Exercise objective: Using the data below, return every line that holds the word "screenshot".

Data excerpts:
——

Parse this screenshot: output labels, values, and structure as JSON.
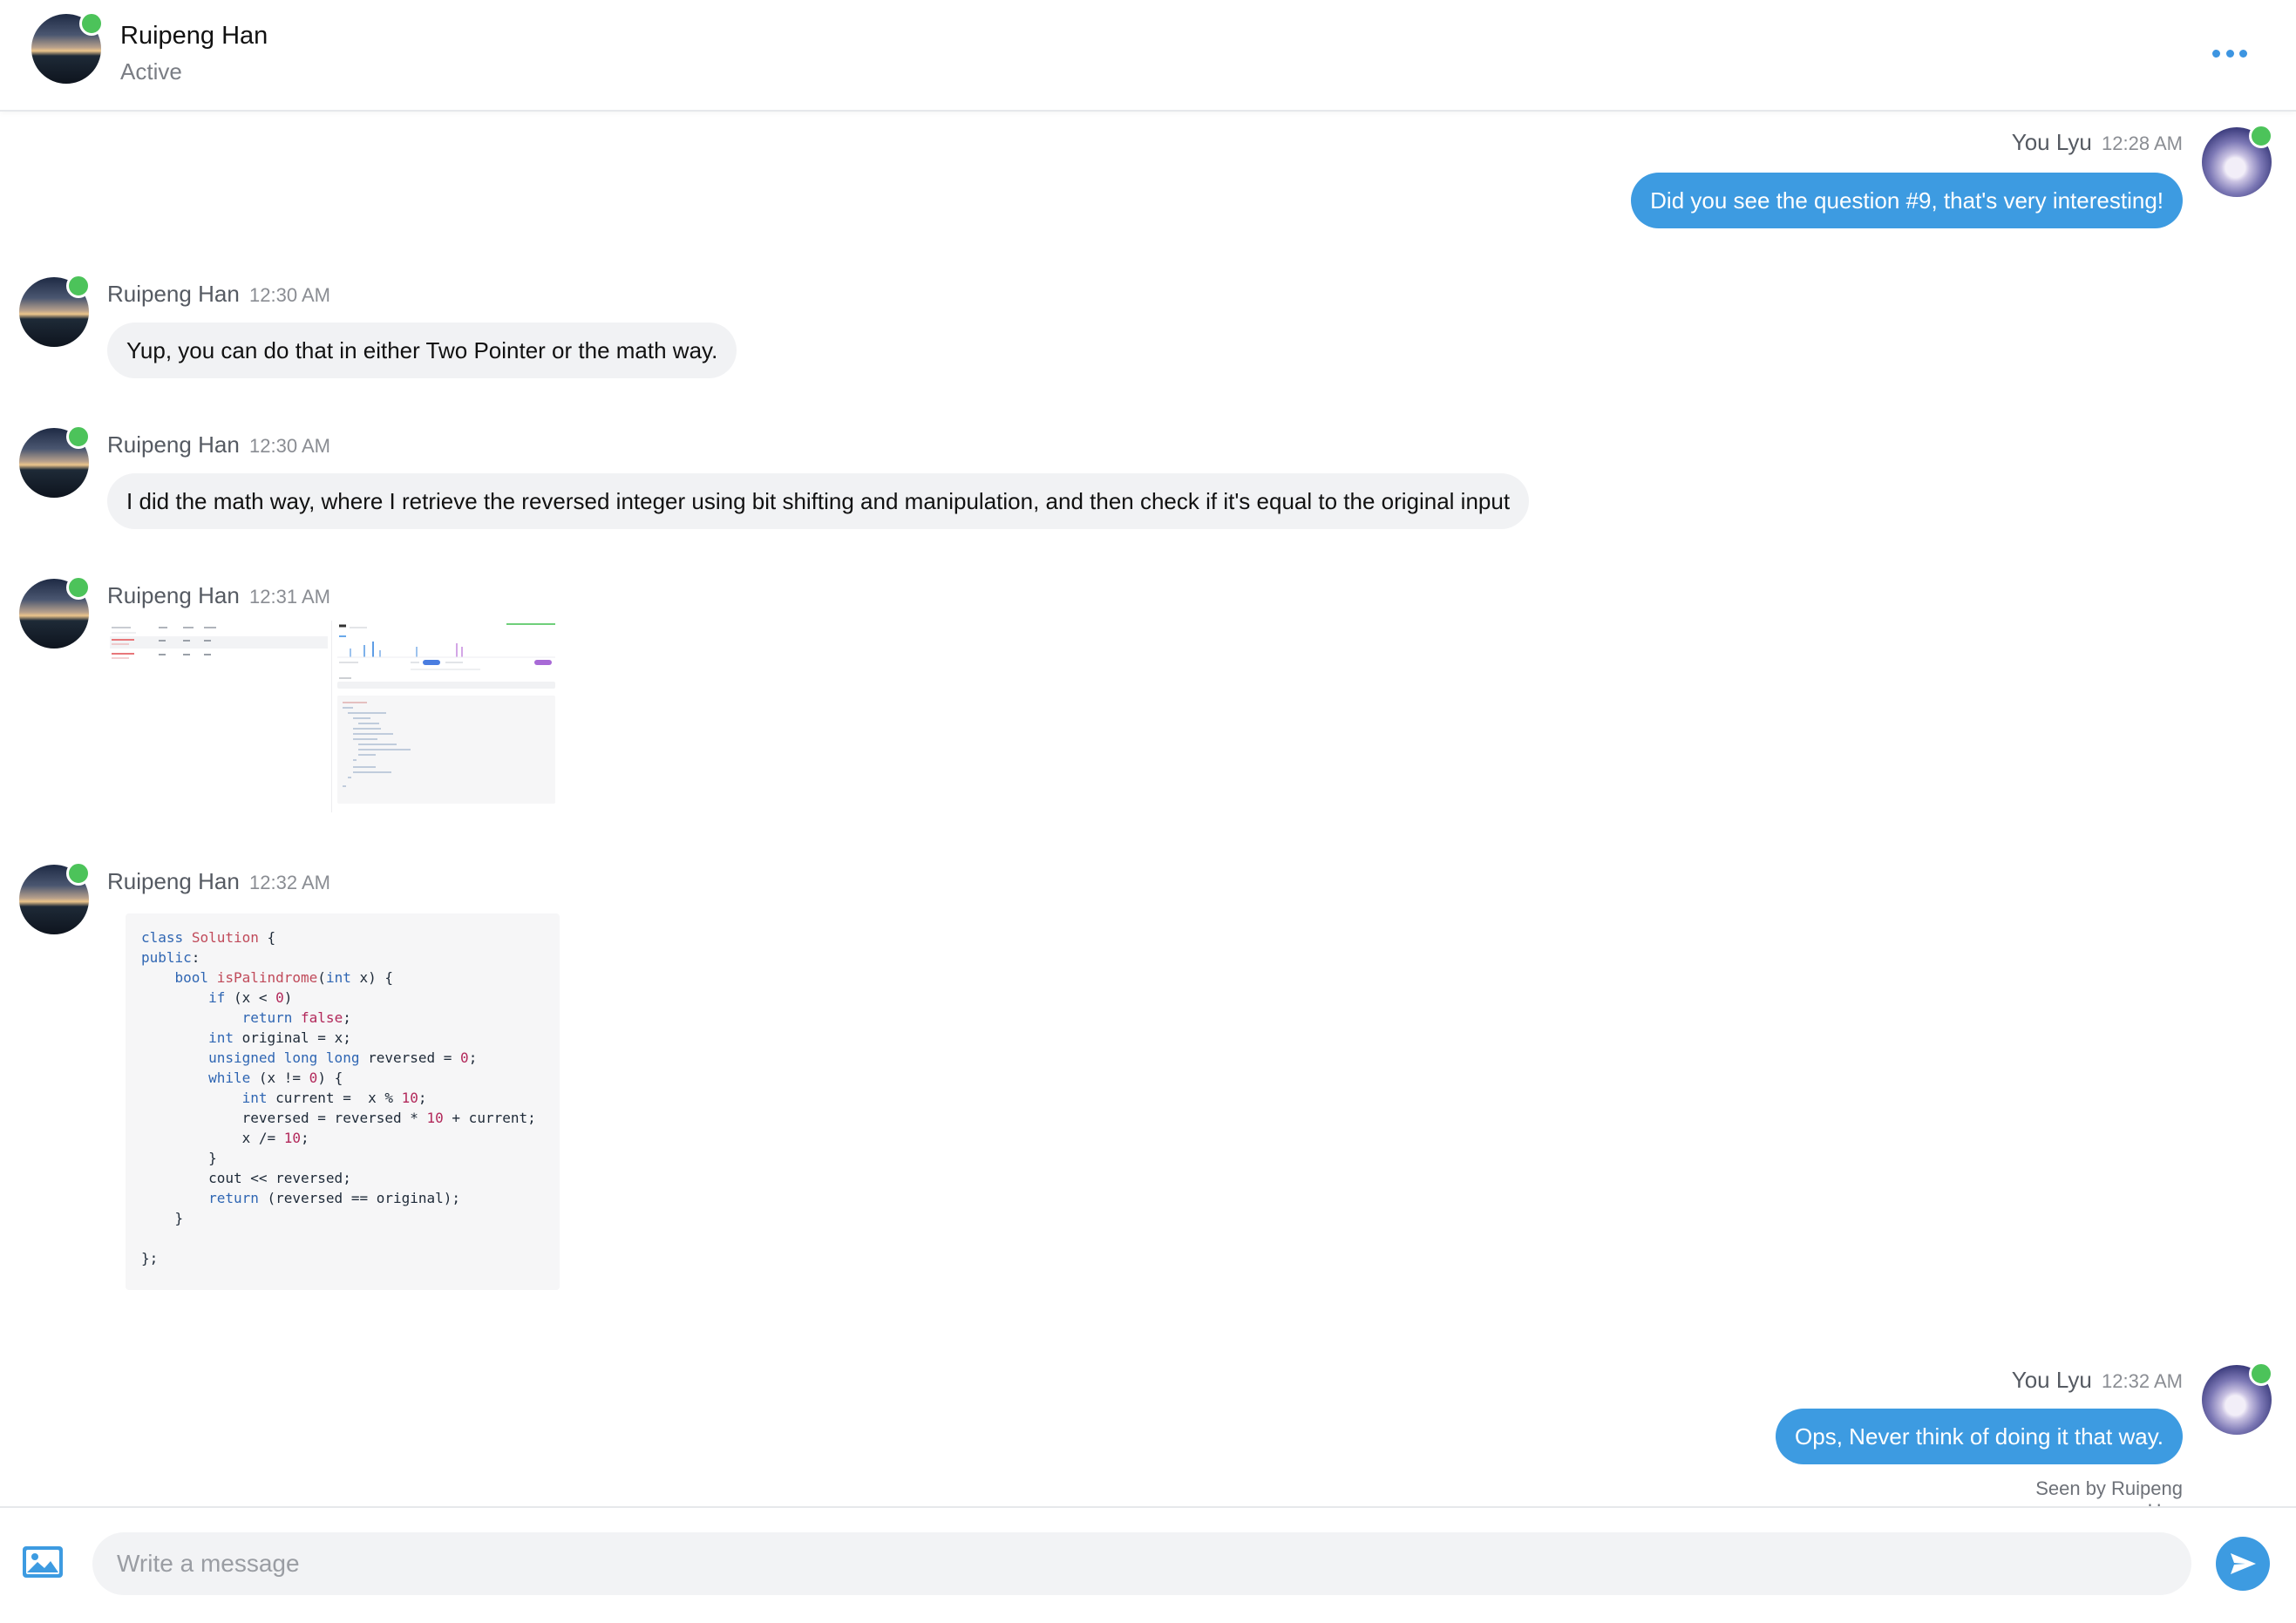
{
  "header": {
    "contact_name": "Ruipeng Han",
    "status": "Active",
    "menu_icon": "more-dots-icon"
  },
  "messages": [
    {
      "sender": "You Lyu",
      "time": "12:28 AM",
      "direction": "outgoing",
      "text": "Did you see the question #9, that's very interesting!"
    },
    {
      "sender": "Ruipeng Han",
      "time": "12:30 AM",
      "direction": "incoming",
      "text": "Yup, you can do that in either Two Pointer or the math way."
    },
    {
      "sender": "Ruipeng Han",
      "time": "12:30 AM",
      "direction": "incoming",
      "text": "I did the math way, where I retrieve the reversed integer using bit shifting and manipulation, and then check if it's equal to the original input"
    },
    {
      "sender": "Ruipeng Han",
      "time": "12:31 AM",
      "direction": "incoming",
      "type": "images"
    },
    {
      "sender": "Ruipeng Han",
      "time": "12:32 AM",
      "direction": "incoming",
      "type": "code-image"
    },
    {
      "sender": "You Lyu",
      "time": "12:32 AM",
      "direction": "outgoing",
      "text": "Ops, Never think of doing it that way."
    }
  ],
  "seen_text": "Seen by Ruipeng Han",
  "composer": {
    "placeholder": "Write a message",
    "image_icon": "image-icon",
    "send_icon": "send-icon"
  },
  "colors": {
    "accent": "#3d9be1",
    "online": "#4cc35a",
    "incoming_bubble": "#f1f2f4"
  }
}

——

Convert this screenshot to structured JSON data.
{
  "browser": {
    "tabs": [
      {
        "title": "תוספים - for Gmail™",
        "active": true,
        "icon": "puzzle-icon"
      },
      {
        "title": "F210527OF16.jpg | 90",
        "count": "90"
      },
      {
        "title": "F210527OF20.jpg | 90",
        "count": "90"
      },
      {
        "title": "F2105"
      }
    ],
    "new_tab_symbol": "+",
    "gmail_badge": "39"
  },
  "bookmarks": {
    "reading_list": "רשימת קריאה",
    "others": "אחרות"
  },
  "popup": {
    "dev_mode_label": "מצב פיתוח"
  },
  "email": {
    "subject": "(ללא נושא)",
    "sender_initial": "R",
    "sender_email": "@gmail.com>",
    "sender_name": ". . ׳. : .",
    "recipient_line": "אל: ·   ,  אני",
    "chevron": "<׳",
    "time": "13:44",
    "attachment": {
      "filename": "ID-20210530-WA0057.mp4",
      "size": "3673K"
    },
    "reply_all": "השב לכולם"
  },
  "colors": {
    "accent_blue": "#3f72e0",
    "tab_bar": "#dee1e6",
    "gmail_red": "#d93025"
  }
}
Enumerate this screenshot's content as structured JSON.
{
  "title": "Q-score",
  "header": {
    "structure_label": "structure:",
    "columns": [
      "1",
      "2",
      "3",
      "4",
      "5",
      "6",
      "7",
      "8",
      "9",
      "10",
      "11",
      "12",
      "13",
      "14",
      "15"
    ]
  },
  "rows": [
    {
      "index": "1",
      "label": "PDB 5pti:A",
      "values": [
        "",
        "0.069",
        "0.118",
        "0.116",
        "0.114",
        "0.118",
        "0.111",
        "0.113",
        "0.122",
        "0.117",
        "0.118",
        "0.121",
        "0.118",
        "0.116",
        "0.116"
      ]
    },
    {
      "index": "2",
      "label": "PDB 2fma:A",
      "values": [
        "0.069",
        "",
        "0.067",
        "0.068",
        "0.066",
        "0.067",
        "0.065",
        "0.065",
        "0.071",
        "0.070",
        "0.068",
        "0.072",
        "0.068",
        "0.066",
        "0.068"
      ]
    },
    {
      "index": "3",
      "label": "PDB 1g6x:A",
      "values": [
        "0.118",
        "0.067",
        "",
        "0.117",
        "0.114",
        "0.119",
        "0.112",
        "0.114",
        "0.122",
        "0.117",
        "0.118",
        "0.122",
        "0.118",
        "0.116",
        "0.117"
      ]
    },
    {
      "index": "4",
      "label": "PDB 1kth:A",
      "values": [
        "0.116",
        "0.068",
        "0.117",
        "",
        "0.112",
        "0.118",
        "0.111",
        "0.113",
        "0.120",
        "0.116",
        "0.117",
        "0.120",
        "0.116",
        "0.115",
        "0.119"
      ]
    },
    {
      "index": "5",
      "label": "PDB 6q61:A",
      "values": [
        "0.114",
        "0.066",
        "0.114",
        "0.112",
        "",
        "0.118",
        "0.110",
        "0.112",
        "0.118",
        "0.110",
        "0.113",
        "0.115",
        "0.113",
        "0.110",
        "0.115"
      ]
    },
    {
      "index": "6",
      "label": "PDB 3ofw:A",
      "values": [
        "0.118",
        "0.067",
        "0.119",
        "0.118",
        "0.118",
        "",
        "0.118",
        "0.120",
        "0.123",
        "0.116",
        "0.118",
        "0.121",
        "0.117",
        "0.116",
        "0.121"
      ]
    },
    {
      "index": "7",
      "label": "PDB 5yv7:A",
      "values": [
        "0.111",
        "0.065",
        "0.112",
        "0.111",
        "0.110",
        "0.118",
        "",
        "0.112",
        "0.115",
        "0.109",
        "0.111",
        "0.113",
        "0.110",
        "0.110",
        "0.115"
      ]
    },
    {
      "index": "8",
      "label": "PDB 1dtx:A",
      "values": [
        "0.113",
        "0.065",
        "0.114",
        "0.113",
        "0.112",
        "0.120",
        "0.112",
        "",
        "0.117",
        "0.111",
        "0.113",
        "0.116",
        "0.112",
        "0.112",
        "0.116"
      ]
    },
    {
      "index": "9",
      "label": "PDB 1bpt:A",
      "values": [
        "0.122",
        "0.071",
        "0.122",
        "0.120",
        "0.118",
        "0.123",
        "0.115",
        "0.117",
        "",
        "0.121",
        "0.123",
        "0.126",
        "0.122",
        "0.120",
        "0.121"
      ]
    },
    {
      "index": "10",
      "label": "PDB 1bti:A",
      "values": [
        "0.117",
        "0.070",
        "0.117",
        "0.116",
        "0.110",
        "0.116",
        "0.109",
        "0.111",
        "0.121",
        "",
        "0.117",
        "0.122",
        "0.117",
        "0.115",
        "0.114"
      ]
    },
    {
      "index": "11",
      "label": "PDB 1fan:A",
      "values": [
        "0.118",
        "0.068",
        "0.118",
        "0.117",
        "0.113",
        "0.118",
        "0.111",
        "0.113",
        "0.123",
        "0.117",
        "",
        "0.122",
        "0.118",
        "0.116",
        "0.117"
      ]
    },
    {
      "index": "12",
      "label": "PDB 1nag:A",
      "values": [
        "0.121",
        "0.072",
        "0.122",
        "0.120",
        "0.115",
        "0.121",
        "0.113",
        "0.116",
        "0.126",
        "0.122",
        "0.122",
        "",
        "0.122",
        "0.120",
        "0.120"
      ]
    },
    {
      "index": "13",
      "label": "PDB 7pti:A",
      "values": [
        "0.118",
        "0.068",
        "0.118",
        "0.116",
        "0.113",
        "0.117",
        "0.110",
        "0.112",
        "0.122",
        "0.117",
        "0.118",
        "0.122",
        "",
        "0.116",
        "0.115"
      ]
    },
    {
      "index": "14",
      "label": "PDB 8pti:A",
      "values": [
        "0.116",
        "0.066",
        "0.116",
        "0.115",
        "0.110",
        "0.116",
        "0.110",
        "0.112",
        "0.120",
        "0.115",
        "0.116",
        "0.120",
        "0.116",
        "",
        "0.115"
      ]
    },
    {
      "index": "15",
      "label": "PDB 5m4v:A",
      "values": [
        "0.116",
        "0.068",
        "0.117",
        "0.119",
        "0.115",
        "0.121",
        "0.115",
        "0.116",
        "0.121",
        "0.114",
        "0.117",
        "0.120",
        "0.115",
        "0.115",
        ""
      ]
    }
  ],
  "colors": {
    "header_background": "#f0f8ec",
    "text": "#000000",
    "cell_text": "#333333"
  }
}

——

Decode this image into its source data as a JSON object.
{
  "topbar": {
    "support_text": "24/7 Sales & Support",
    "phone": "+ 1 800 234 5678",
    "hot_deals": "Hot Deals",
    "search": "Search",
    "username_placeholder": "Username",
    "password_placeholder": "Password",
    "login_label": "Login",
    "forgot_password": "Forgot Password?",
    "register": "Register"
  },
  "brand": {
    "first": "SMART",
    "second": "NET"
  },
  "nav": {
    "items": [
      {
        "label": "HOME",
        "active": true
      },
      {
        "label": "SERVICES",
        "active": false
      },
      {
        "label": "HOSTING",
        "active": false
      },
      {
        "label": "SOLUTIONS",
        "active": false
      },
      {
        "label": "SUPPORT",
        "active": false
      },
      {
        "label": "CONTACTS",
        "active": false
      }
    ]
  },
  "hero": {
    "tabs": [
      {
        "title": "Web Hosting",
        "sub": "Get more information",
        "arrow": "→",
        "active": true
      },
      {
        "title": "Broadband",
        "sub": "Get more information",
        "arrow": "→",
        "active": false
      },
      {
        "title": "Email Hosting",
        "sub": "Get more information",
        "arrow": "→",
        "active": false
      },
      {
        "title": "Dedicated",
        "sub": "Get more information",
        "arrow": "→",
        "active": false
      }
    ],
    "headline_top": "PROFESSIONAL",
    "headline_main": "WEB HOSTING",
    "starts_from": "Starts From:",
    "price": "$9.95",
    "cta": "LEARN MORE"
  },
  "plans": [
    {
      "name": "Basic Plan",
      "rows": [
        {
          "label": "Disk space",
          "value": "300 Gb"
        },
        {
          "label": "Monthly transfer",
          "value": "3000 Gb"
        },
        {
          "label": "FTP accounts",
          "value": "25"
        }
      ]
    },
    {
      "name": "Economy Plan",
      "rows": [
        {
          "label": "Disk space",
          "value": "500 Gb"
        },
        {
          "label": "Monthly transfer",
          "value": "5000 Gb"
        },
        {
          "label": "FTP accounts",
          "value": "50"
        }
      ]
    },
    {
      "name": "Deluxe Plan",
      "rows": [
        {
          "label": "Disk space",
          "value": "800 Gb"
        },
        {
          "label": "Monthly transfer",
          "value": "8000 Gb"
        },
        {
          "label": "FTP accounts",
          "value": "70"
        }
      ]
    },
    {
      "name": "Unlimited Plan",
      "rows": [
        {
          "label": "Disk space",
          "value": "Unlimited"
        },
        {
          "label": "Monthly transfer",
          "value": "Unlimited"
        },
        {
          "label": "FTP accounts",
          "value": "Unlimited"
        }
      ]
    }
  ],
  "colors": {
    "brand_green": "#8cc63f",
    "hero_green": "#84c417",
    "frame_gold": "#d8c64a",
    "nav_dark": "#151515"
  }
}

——

Answer to this exercise:
Parse this screenshot: output labels, values, and structure as JSON.
Convert this screenshot to structured JSON data.
Enumerate this screenshot's content as structured JSON.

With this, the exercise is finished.